  5. Identifying the RP10 gene causing retinitis pigmentosa
    Stephen Daiger; Fiscal Year: 2003
    ..abstract_text> ..
  6. DNA LINKAGE STUDIES OF DEGENERATIVE RETINAL DISEASES
    Stephen Daiger; Fiscal Year: 2003
    ..A fuller understanding of the causes of dominant retinopathies will foster development of prevention and treatment. ..
  7. Identifying the RP10 gene causing retinitis pigmentosa
    Stephen Daiger; Fiscal Year: 2002
    ..abstract_text> ..
  8. DNA LINKAGE STUDIES OF DEGENERATIVE RETINAL DISEASES
    Stephen Daiger; Fiscal Year: 2002
    ..A fuller understanding of the causes of dominant retinopathies will foster development of prevention and treatment. ..
  9. DNA LINKAGE STUDIES OF DEGENERATIVE RETINAL DISEASES
    Stephen Daiger; Fiscal Year: 2000
    ..A more complete understanding of the molecular causes of RP may foster the development of novel therapies for this disease. ..
  10. DNA LINKAGE STUDIES OF DEGENERATIVE RETINAL DISEASES
    Stephen Daiger; Fiscal Year: 1991
    ..Linked markers for ADRP and Usher's syndrome will be of value in early diagnosis, in detection of genetic heterogeneity and eventually, in isolation and characterization of the mutant genes...
  11. DNA LINKAGE STUDIES OF DEGENERATIVE RETINAL DISEASES
    Stephen Daiger; Fiscal Year: 1990
    ..Linked markers for ADRP and Usher's syndrome will be of value in early diagnosis, in detection of genetic heterogeneity and eventually, in isolation and characterization of the mutant genes...
  12. DNA LINKAGE STUDIES OF DEGENERATIVE RETINAL DISEASES

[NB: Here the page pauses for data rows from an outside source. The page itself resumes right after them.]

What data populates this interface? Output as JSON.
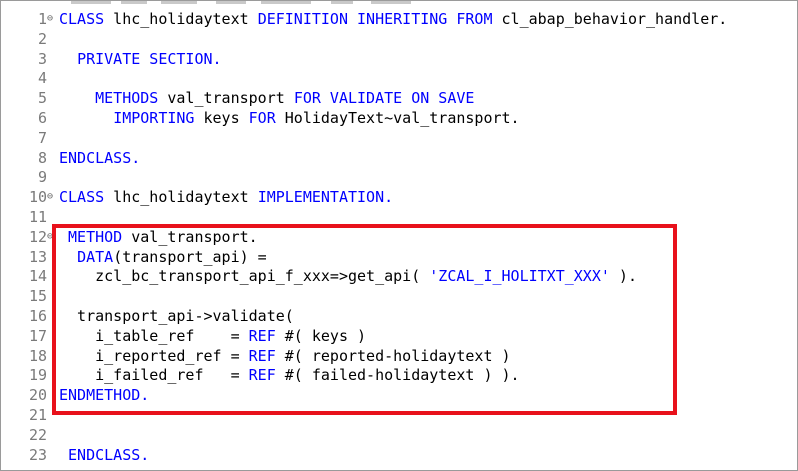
{
  "lines": [
    {
      "n": "1",
      "fold": "⊖",
      "segments": [
        [
          "kw",
          "CLASS"
        ],
        [
          "t",
          " lhc_holidaytext "
        ],
        [
          "kw",
          "DEFINITION INHERITING FROM"
        ],
        [
          "t",
          " cl_abap_behavior_handler."
        ]
      ]
    },
    {
      "n": "2",
      "fold": "",
      "segments": []
    },
    {
      "n": "3",
      "fold": "",
      "segments": [
        [
          "t",
          "  "
        ],
        [
          "kw",
          "PRIVATE SECTION."
        ]
      ]
    },
    {
      "n": "4",
      "fold": "",
      "segments": []
    },
    {
      "n": "5",
      "fold": "",
      "segments": [
        [
          "t",
          "    "
        ],
        [
          "kw",
          "METHODS"
        ],
        [
          "t",
          " val_transport "
        ],
        [
          "kw",
          "FOR VALIDATE ON SAVE"
        ]
      ]
    },
    {
      "n": "6",
      "fold": "",
      "segments": [
        [
          "t",
          "      "
        ],
        [
          "kw",
          "IMPORTING"
        ],
        [
          "t",
          " keys "
        ],
        [
          "kw",
          "FOR"
        ],
        [
          "t",
          " HolidayText~val_transport."
        ]
      ]
    },
    {
      "n": "7",
      "fold": "",
      "segments": []
    },
    {
      "n": "8",
      "fold": "",
      "segments": [
        [
          "kw",
          "ENDCLASS."
        ]
      ]
    },
    {
      "n": "9",
      "fold": "",
      "segments": []
    },
    {
      "n": "10",
      "fold": "⊖",
      "segments": [
        [
          "kw",
          "CLASS"
        ],
        [
          "t",
          " lhc_holidaytext "
        ],
        [
          "kw",
          "IMPLEMENTATION."
        ]
      ]
    },
    {
      "n": "11",
      "fold": "",
      "segments": []
    },
    {
      "n": "12",
      "fold": "⊖",
      "segments": [
        [
          "t",
          " "
        ],
        [
          "kw",
          "METHOD"
        ],
        [
          "t",
          " val_transport."
        ]
      ]
    },
    {
      "n": "13",
      "fold": "",
      "segments": [
        [
          "t",
          "  "
        ],
        [
          "kw",
          "DATA"
        ],
        [
          "t",
          "(transport_api) ="
        ]
      ]
    },
    {
      "n": "14",
      "fold": "",
      "segments": [
        [
          "t",
          "    zcl_bc_transport_api_f_xxx=>get_api( "
        ],
        [
          "str",
          "'ZCAL_I_HOLITXT_XXX'"
        ],
        [
          "t",
          " )."
        ]
      ]
    },
    {
      "n": "15",
      "fold": "",
      "segments": []
    },
    {
      "n": "16",
      "fold": "",
      "segments": [
        [
          "t",
          "  transport_api->validate("
        ]
      ]
    },
    {
      "n": "17",
      "fold": "",
      "segments": [
        [
          "t",
          "    i_table_ref    = "
        ],
        [
          "kw",
          "REF"
        ],
        [
          "t",
          " #( keys )"
        ]
      ]
    },
    {
      "n": "18",
      "fold": "",
      "segments": [
        [
          "t",
          "    i_reported_ref = "
        ],
        [
          "kw",
          "REF"
        ],
        [
          "t",
          " #( reported-holidaytext )"
        ]
      ]
    },
    {
      "n": "19",
      "fold": "",
      "segments": [
        [
          "t",
          "    i_failed_ref   = "
        ],
        [
          "kw",
          "REF"
        ],
        [
          "t",
          " #( failed-holidaytext ) )."
        ]
      ]
    },
    {
      "n": "20",
      "fold": "",
      "segments": [
        [
          "kw",
          "ENDMETHOD."
        ]
      ]
    },
    {
      "n": "21",
      "fold": "",
      "segments": []
    },
    {
      "n": "22",
      "fold": "",
      "segments": []
    },
    {
      "n": "23",
      "fold": "",
      "segments": [
        [
          "t",
          " "
        ],
        [
          "kw",
          "ENDCLASS."
        ]
      ]
    }
  ],
  "colors": {
    "keyword": "#0000ff",
    "string": "#0000ff",
    "text": "#000000",
    "line_number": "#7a7a7a",
    "highlight": "#e8111b"
  }
}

    Stephen Daiger; Fiscal Year: 1999
    ..A more complete understanding of the molecular causes of RP may foster the development of novel therapies for this disease. ..
  13. DNA LINKAGE STUDIES OF DEGENERATIVE RETINAL DISEASES
    Stephen P Daiger; Fiscal Year: 2010
    ..As new genes are identified, or as new approaches to testing become available, this panel is screened to replicate findings, determine prevalences, and evaluate new concepts. ..